### DATA LISTING
+++++
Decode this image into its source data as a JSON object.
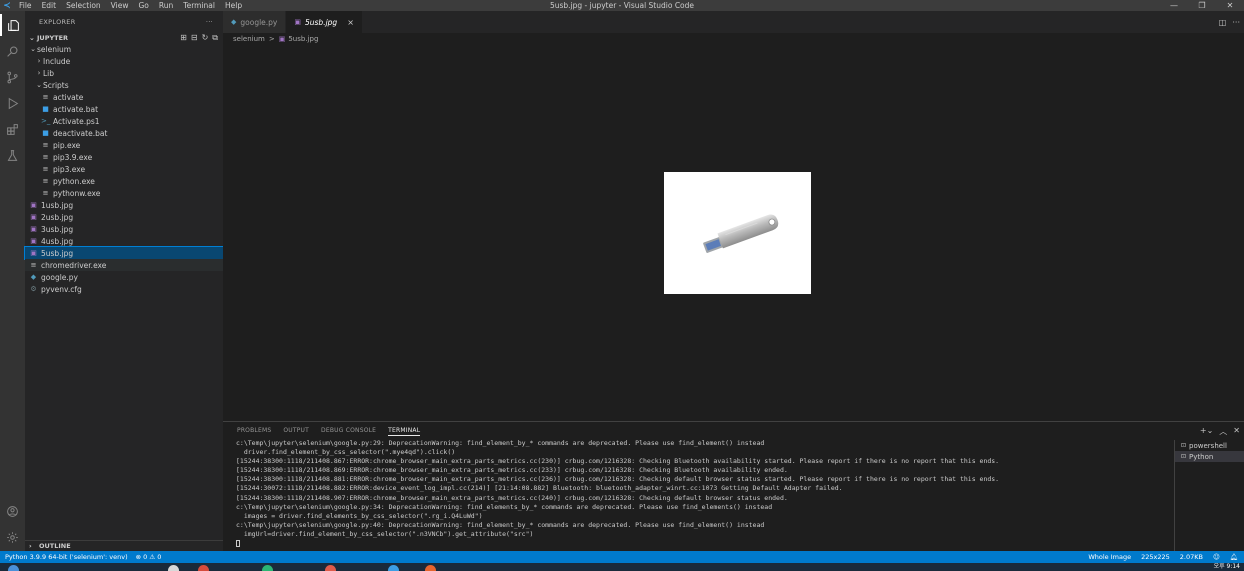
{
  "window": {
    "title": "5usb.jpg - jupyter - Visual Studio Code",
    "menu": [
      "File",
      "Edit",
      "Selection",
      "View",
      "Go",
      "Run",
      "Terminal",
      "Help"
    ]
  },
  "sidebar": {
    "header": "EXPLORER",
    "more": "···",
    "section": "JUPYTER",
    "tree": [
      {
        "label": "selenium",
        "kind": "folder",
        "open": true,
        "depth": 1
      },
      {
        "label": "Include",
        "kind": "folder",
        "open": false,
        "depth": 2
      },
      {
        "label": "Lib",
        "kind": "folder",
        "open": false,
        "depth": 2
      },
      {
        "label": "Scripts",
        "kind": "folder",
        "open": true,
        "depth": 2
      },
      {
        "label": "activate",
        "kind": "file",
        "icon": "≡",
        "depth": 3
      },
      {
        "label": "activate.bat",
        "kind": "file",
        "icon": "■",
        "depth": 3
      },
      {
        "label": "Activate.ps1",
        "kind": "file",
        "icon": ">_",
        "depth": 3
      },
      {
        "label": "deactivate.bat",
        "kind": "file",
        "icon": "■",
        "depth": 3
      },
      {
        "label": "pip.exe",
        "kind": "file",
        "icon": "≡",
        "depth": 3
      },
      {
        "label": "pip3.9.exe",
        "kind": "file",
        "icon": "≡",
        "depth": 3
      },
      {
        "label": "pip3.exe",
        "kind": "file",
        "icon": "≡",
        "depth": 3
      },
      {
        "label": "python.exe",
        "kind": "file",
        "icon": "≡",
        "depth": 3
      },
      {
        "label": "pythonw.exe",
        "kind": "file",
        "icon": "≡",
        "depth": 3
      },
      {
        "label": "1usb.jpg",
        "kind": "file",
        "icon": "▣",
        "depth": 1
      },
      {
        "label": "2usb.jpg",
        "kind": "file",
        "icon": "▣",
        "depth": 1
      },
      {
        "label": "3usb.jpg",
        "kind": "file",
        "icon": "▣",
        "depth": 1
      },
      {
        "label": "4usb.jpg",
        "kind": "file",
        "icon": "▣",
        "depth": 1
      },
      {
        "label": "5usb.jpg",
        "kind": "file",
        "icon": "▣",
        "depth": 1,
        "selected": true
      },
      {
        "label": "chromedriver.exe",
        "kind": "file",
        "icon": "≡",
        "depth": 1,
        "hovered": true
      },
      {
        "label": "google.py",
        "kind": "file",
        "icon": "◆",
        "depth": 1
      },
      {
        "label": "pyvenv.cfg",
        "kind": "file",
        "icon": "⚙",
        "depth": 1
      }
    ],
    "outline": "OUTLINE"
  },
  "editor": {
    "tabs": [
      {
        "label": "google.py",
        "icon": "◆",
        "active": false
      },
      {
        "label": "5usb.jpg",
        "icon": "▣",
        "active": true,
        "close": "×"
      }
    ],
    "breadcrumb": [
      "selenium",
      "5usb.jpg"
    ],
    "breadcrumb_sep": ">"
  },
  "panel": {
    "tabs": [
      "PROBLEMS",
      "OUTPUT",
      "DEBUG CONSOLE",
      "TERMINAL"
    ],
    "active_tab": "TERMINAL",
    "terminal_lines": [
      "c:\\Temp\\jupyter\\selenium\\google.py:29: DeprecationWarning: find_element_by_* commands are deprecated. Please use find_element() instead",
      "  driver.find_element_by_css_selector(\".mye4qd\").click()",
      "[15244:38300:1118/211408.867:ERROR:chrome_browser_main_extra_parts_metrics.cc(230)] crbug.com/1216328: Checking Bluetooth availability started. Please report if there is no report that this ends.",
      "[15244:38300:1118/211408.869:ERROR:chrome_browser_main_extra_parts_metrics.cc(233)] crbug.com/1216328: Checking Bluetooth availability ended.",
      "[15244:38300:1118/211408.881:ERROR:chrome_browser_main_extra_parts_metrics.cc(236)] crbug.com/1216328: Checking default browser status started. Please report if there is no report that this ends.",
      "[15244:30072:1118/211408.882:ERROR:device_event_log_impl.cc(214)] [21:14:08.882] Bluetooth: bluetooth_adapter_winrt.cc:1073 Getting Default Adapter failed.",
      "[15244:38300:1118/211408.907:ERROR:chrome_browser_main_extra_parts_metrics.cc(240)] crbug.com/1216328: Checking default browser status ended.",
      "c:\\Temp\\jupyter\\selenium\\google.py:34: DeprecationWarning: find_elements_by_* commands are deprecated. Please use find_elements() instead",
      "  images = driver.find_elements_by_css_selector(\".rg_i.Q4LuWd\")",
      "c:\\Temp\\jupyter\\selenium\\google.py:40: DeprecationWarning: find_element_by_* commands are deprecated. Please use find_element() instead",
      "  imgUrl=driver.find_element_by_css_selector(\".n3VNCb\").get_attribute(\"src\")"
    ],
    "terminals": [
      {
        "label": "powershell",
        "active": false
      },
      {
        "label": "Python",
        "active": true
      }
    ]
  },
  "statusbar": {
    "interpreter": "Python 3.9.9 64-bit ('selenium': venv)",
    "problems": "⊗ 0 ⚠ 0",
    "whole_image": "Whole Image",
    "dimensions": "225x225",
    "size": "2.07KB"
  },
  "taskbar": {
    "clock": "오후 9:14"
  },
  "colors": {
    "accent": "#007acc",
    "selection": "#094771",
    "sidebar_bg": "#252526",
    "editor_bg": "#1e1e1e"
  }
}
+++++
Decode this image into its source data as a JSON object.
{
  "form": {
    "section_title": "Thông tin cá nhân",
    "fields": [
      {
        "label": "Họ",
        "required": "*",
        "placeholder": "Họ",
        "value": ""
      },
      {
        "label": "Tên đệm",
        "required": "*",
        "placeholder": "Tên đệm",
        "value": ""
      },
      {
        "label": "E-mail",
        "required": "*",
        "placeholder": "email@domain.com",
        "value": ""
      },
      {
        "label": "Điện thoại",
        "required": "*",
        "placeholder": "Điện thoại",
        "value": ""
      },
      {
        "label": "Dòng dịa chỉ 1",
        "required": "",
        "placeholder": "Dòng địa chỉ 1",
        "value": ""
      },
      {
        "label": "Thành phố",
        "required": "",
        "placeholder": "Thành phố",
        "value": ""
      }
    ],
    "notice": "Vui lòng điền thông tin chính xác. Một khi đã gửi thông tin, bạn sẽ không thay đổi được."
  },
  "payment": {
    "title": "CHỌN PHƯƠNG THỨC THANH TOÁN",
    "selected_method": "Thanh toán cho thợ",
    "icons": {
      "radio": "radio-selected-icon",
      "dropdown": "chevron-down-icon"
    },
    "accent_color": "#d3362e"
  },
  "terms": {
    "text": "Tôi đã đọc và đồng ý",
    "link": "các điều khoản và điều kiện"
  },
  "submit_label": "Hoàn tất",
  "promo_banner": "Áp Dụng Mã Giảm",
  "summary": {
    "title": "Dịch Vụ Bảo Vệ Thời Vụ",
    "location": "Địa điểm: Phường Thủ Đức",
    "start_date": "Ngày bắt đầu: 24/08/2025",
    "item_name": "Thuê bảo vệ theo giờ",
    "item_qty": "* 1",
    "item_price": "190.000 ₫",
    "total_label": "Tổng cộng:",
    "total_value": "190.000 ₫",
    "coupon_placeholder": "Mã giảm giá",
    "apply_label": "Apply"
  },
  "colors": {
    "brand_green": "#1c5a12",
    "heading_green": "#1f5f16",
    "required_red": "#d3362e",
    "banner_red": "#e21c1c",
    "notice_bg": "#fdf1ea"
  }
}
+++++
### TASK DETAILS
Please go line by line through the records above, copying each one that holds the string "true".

### YOUR RESPONSE
        "open": true,
        "open": true,
        "selected": true
        "hovered": true
        "active": true,
        "active": true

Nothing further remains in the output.